These unpaid voices of your brand carry more credibility than your marketing—they may (usually) have less reach, but the reach they do have carries exponentially more weight, and more virality; and we know that customers who actively participate in brand experiences will create more value for the brand in the short and long-term.
If experience and participation is so critical to brand growth, measuring it and refining it must be at the core of any quick-service marketing strategy, and with so many digital and physical touchpoints for your guests, it has never been more complex.
At the heart of this quest for experience optimization are a set of tools that make understanding, mapping and prioritizing your omnichannel guest experience rigorous and actionable:
1. CX research
Internal and external-focused research that dives deep into how your guests experience your quick-service brand and how your teams are able (or unable) to deliver on the promises you make, where it matters. Covering operations, technology, data and customer service, understanding where you are and how that maps to a CX maturity model is key.
2. Participation mapping

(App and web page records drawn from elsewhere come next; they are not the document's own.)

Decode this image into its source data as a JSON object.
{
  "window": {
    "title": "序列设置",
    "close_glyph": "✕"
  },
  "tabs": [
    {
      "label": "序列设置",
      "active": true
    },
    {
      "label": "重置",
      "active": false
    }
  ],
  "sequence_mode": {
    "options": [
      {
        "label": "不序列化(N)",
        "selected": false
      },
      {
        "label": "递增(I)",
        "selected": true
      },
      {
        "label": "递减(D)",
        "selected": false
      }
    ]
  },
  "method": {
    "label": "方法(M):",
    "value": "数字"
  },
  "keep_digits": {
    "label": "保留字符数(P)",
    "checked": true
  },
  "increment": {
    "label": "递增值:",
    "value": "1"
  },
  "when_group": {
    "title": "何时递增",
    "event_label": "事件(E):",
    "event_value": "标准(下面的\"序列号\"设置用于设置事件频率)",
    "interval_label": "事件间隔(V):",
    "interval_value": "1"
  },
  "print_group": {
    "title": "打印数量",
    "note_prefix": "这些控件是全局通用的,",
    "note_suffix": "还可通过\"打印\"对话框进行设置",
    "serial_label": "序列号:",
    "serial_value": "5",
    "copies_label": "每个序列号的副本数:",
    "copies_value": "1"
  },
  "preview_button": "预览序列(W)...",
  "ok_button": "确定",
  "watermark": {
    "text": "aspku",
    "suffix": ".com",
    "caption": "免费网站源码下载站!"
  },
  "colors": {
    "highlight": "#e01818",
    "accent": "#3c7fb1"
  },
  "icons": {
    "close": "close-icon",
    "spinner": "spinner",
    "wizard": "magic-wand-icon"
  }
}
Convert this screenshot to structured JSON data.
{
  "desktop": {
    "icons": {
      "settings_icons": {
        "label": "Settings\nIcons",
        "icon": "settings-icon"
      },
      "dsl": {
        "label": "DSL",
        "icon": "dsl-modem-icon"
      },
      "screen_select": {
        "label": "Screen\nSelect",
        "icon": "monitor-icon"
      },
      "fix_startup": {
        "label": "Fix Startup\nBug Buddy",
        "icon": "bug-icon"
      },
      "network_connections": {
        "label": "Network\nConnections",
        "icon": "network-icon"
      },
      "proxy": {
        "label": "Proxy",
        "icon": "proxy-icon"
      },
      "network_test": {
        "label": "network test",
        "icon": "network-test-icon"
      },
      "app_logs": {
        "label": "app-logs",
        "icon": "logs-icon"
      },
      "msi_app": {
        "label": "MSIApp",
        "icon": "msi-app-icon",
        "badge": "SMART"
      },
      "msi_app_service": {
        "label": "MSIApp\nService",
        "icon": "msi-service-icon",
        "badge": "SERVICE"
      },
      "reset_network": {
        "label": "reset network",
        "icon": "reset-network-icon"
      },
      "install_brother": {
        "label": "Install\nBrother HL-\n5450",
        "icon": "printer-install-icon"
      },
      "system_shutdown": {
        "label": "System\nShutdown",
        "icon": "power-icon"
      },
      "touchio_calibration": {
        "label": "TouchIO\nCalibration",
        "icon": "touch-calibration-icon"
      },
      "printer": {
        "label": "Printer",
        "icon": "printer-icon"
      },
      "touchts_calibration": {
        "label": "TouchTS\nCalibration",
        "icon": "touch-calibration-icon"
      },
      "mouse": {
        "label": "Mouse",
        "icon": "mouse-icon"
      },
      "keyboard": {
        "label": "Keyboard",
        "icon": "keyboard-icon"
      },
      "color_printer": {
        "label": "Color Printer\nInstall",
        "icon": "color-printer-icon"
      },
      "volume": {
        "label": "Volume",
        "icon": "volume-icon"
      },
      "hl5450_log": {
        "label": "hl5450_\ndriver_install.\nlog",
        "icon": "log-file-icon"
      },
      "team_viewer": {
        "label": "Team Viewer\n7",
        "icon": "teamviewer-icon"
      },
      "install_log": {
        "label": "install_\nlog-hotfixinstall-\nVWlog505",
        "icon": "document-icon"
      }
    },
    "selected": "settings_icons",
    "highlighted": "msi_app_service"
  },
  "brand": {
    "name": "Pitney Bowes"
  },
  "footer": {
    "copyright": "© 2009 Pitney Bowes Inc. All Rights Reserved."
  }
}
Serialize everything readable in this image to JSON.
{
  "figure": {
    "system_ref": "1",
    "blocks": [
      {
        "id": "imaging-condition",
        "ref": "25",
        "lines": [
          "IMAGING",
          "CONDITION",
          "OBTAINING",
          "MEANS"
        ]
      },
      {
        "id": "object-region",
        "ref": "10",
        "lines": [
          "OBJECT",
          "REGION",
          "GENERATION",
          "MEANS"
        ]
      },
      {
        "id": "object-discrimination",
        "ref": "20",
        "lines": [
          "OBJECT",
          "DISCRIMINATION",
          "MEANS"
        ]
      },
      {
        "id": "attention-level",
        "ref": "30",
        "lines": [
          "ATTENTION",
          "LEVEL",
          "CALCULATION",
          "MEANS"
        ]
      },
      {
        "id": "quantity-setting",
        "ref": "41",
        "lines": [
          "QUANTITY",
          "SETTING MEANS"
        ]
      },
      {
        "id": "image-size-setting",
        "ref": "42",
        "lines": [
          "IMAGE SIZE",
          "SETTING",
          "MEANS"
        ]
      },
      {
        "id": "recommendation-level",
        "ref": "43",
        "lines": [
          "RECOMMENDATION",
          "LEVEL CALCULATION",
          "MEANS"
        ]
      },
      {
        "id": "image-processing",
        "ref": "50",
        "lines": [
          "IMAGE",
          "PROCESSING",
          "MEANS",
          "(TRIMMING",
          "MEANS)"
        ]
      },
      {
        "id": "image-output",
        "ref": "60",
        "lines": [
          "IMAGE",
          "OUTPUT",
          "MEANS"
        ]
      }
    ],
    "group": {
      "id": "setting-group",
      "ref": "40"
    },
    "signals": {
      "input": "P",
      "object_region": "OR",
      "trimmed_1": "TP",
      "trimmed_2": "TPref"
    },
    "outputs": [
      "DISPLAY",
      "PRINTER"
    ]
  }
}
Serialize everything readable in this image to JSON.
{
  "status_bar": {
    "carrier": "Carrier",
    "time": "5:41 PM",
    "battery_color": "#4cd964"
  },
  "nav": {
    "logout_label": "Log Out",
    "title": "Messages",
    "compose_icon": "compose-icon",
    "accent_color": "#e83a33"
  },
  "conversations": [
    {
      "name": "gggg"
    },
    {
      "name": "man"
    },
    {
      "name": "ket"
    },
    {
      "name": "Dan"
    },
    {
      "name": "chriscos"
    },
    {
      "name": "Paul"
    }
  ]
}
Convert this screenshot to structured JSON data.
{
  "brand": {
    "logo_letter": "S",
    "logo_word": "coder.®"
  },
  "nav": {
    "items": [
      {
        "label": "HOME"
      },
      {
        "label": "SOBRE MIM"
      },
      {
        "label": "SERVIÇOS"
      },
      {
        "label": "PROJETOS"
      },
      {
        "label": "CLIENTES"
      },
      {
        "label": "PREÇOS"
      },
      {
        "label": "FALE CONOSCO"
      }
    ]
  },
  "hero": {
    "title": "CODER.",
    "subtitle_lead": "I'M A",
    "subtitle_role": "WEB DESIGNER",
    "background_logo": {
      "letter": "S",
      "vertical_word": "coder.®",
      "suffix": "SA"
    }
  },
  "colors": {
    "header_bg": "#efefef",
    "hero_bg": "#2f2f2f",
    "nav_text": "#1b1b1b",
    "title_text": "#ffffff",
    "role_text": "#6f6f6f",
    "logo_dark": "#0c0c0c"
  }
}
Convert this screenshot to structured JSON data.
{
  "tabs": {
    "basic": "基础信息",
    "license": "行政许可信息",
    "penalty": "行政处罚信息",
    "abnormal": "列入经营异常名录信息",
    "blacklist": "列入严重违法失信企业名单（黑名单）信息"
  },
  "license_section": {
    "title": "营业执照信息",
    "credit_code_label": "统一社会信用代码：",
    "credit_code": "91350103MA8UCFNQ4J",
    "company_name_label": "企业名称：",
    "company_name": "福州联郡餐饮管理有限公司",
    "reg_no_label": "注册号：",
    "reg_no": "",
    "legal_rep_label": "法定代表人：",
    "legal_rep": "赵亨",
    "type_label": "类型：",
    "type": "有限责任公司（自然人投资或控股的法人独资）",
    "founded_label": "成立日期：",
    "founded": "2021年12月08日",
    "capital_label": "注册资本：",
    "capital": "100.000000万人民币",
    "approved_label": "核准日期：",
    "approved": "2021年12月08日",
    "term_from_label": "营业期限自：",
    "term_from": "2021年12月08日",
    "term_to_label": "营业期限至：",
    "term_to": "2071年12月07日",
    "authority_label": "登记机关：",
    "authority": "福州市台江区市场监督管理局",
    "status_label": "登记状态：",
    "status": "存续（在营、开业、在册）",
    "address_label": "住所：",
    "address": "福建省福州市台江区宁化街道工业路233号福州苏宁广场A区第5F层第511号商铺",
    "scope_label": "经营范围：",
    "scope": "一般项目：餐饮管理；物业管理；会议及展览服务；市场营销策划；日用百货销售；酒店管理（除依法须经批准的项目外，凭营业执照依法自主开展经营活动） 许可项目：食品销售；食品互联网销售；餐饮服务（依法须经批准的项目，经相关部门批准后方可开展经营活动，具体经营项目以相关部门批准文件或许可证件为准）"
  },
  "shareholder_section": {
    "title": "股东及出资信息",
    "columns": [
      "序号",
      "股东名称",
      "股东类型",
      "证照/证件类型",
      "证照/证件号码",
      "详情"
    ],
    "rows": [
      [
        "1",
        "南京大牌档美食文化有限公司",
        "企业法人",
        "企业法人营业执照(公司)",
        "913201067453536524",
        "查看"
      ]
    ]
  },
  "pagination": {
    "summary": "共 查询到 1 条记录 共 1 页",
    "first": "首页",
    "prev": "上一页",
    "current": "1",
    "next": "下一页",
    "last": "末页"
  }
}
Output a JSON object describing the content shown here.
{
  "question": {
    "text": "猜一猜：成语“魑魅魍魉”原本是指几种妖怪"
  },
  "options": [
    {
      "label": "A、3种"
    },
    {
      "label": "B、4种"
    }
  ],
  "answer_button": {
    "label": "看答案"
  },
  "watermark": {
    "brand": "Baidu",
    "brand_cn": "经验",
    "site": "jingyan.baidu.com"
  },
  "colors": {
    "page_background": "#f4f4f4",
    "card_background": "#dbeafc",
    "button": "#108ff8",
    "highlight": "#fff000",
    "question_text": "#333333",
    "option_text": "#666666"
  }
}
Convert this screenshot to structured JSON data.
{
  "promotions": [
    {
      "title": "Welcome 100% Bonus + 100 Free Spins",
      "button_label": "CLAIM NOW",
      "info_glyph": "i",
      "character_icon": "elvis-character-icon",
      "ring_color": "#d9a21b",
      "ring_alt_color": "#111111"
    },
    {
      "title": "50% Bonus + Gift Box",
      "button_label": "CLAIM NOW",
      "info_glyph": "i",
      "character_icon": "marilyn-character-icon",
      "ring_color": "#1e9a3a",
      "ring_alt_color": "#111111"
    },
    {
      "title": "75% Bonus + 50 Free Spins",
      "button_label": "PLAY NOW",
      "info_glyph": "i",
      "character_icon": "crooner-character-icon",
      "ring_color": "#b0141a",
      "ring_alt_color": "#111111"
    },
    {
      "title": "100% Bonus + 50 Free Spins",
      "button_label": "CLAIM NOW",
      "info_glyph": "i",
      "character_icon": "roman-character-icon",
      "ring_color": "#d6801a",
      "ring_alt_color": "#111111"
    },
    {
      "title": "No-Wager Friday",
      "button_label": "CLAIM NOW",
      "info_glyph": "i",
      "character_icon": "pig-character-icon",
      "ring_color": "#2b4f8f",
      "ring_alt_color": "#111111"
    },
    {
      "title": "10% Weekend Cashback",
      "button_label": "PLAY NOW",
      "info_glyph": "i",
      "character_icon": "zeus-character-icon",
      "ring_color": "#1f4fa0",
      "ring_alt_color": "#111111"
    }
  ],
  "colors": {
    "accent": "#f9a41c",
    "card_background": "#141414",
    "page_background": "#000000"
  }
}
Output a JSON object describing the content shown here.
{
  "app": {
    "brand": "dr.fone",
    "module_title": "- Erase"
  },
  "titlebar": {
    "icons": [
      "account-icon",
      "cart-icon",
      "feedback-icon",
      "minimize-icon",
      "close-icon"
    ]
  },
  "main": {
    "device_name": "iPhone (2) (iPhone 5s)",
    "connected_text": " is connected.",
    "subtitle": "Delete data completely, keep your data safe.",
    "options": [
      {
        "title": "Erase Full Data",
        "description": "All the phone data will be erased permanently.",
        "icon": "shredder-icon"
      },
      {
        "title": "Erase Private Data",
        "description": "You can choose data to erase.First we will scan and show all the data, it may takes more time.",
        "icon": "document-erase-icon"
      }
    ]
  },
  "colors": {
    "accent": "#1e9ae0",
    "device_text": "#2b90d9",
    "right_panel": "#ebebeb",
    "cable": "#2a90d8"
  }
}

Omnichannel customer journeys are complex, interwoven and constantly changing. To be actionable, they must first be comprehensible—this is where you must leverage your research to create a “participation map” for your brand.
The first step is to map out your guests’ relationship to the category, what they’re looking for and how they make choices when they’re ready to eat! Think about their needs, mindset, drivers and barriers to participation.
Layering this insight over a journey map of the experiences you currently deliver will reveal the gaps and actions required to overcome those barriers and optimize experiences to deliver the things your guests really want.
Our goal is to change the way guests remember their experiences with your brand, so the key to making smart decisions about where to focus our attention lies in understanding how we remember things—because not all parts of an experience are equally memorable.
We disproportionately remember “peak” experiences, moments that stand out from the rest of the journey (be they positive or negative) and we also remember the final steps of the journey more than those that preceded them. This scientifically proven approach is known as the “peak-end rule” and lies at the heart of how we can use participation mapping to plan the most efficient and effective ways to transform how guests remember their experiences.
4. Joined up collaboration
Underpinning all of these steps is a need for your entire organization to come along for the ride. To recognize the importance of this process and be able to work together collaboratively to solve it.
Effective CX transformation lies at the intersection of everything in your business: finance, operations, marketing, technology, legal, branding, training, HR… so building an agile, cross-disciplinary team to make it happen is more essential to its success than any strategic framework.
Things move fast in the world of your guests, so this team should not be focused solely on long-term transformation and grand plans: agility and action is at the heart of successful transformations, so build it, empower them, and make a real difference to your guests.
Jordan Harper is Executive Strategy Director for Iris, focused on Digital Transformation and based in Chicago, he loves finding and solving problems for businesses and helping de-mystify technology and deliver on ambitious transformation initiatives.